On November 7, 2012, FLH Partner Brian J. Malkin and Associate Christopher Gosselin were in attendance at this year’s International Trade Commission Trial Lawyers Association Annual Meeting at the International Trade Commission (“ITC”) in Washington, D.C. The theme of this year’s meeting was the enforcement of ITC exclusion orders at the border, and the relationship between customs and the ITC.
ITC Chairman Irving A. Williamson opened the meeting, stressing his commitment to reducing the overall length of Section 337 Investigations from 16 months to 13.5 months. He also promised to continue efforts to reign in the cost of discovery during Section 337 Investigations.
During the refreshment break, guests were invited to view the new courtroom on the second floor, and heard brief remarks from Chief Administrative Law Judge (“ALJ”) Charles E. Bullock. The new courtroom is spacious and well equipped with modern technology ranging from video projection screens to LCD monitors at every table. The courtroom should see plenty of use once it opens for business, as even with the new courtroom, the ITC still has more ALJs than available space. Although the ITC saw a 30% decrease in newly instituted investigations in 2012 after a record setting number in 2011, the ALJs continue to manage a near record level of active investigations.

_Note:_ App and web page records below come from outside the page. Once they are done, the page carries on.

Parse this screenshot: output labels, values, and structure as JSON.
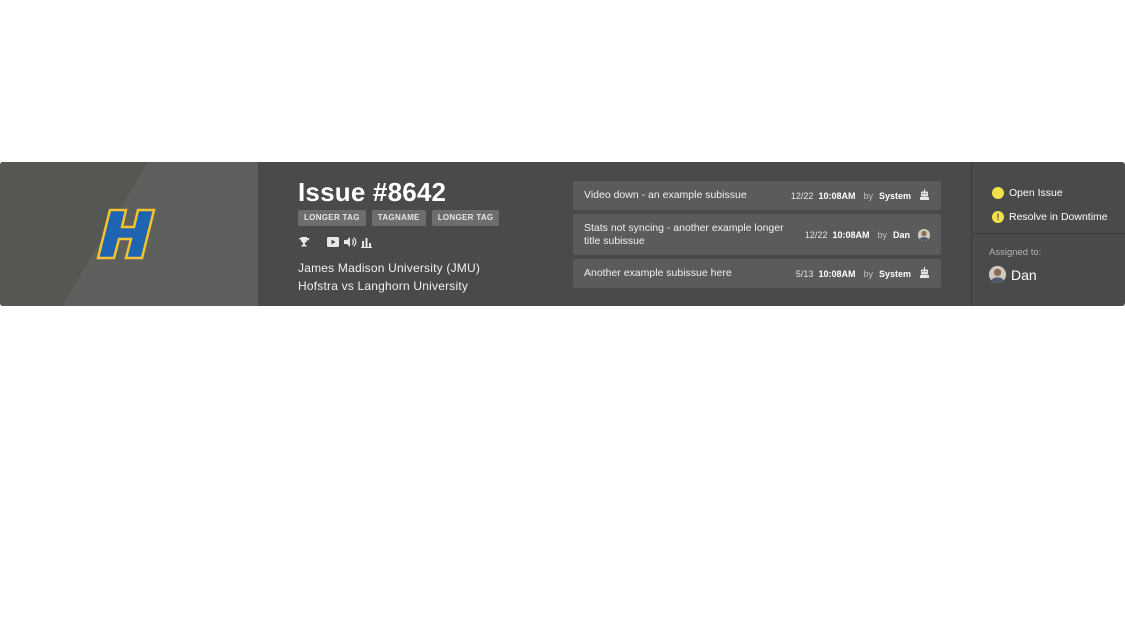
{
  "issue": {
    "title": "Issue #8642",
    "tags": [
      "LONGER TAG",
      "TAGNAME",
      "LONGER TAG"
    ],
    "icons": [
      "trophy-icon",
      "video-icon",
      "volume-icon",
      "bar-chart-icon"
    ],
    "teams": {
      "line1": "James Madison University (JMU)",
      "line2": "Hofstra vs Langhorn University"
    },
    "logo_letter": "H",
    "logo_colors": {
      "fill": "#1f64b0",
      "outline": "#f2c230"
    }
  },
  "subissues": [
    {
      "title": "Video down - an example subissue",
      "date": "12/22",
      "time": "10:08AM",
      "by": "by",
      "user": "System",
      "icon": "robot-icon"
    },
    {
      "title": "Stats not syncing - another example longer title subissue",
      "date": "12/22",
      "time": "10:08AM",
      "by": "by",
      "user": "Dan",
      "icon": "avatar"
    },
    {
      "title": "Another example subissue here",
      "date": "5/13",
      "time": "10:08AM",
      "by": "by",
      "user": "System",
      "icon": "robot-icon"
    }
  ],
  "actions": {
    "open_issue": "Open Issue",
    "resolve": "Resolve in Downtime",
    "open_color": "#f2e24a",
    "resolve_color": "#f2e24a",
    "resolve_glyph": "!"
  },
  "assigned": {
    "label": "Assigned to:",
    "name": "Dan"
  }
}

Judge Randall R. Rader was the keynote speaker for the dinner. His speech began by promoting greater international cooperation between courts. Judge Rader encouraged the ITC bar to streamline its litigation procedures to save clients costs by utilizing more targeted discovery and to reduce judicial resources by focusing on key issues. Judge Rader acknowledged that the ITC recently took steps towards reducing the volume and cost of discovery, for example the proposed discovery rules published in October, but also encouraged the ITC bar to do more, suggesting the current changes do not reach far enough.
Over the years, the ITC has become an increasingly popular alternative forum for patent infringement cases. The ITC is attractive to patent holders because of its accelerated schedule and differing jurisdictional requirements for foreign defendants. In addition, the ITC is attractive because it offers patent holders a relatively risk-free forum, since a patent holder that loses at the ITC is not estopped from filing a subsequent infringement action in district court. Consequently, many complainants choose to litigate at the ITC before pursuing similar claims in district court. In an unusual turn of events, we recently blogged about a company that lost first in district court, and then went to the ITC seeking an alternative remedy. K-V Pharmaceutical Company lost its FDA-enforcement discretion case in district court last year, but continued the fight over its preterm-birth prevention drug Makena® (17-hydroxypreogesterone caproate solution) (“HPC”) by filing a complaint at the ITC, requesting a temporary general exclusion prohibiting the unauthorized importation of HPC.